- How was it working with your sister?
It was very cool. I just agree with her. (He laughs). No, just kidding. It’s easy. We’ve done a pretty good job of not mixing the personal and the professional. So when I’m working with my sister, it’s almost like I don’t view it that way. I’m working with a high-end professional who has a job to do. If we agree, phenomenal. If we don’t, I share the prospective and she needs to make the call for the business as a CEO. We’ve worked together in different firms for the last 10 years, so we’ve learned how to develop a good rhythm. When we see each other at family events and other things, we really don’t talk about work. We never made that an explicit thing, but we don’t kind of blend the two. So every other time we see each other, it’s all about the job.
- Do you think it’s well known in Raleigh’s business community that you are both related?
I don’t know. I think people that have worked with us for a while know. But again, we’re not running from it. I’m super proud of her. Now with the work that she is doing, and really hitting her stride with Creative Allies, most people now Know me as Amie’s brother.
- What does Creative Allies get from this arrangement?
Money. They got money. (He laughs hard again). I paid them.
- So you’re offering this book for free that you paid that have published?
They offer a great service, and I did fund this.
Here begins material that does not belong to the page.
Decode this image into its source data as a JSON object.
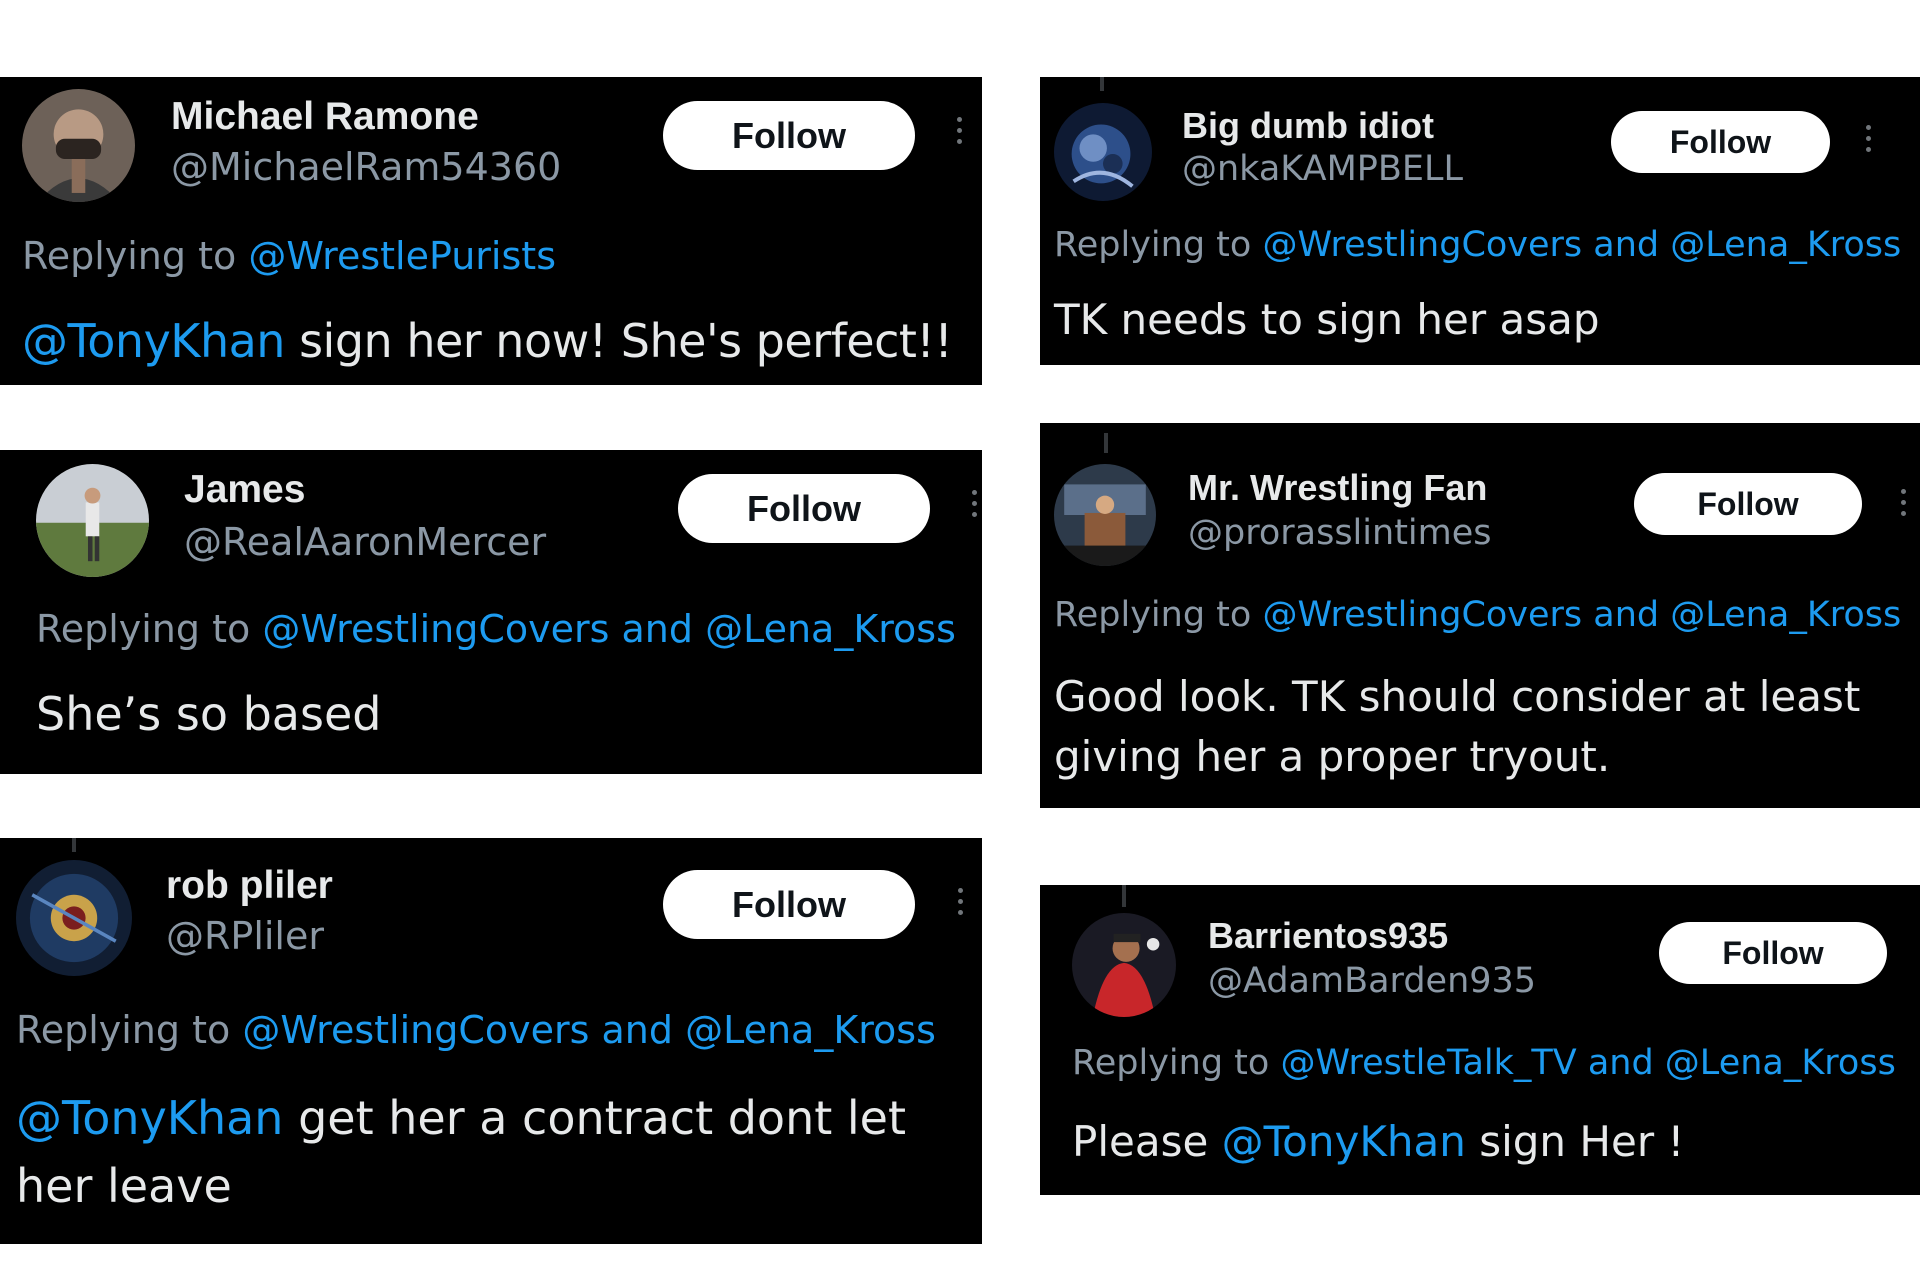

This is not something that we just threw together. This is something that I thought could provide meaning to many. I also funded this to be able to create the framework for what Creative Allies is doing, and to rinse and repeat that process. I also wanted to have these foundational books out there for the world.
- So who is your target audience?
There are two target audiences. Actually, the book is broken up into an A-side and a B- side. The A-side is for folks that are in corporate America that are looking at how I can create change in my environment. How can I create a more diverse workforce if I may be the leader of the business and a part of that independent community? How do I use diversity to grow my business, and why should it matter to me? I talk about those subjects from the point of the corporation, the business owner, the executive.
The B-side is for people that are in the hustle, that are growing their careers, coming up through the ranks and are reaching and hitting some of those headwinds that may be holding them back. The B-side is about giving advice to the young entrepreneur, to the young upstart in their career about how to think about diversity and inclusion so they can win also.
- So what’s the main takeaway?
You can’t change the status quo. You’ve got to focus on changing who you are. You can’t wait for society to make the changes you seek. You have to create the environment where you can win in spite of things that are wrong. I’m hopeful that things like racism and bigotry will change and continue to evolve over time to a good point.
Right now, today in 2019, I can’t wait for somebody in the sky to change the environment. You’ve got to win with the cards that you’ve been dealt. My advice, the book, is about practical things that you can do. How do you operate in a meeting where you’re feeling like you’re being spoken over? How do you look at your career in developing mentorship relationships to help you navigate things that you cannot see? A lot of times people will write theoretical things. I like things that are applicable tomorrow. I want you to be able to read this book and be stronger in your career tomorrow.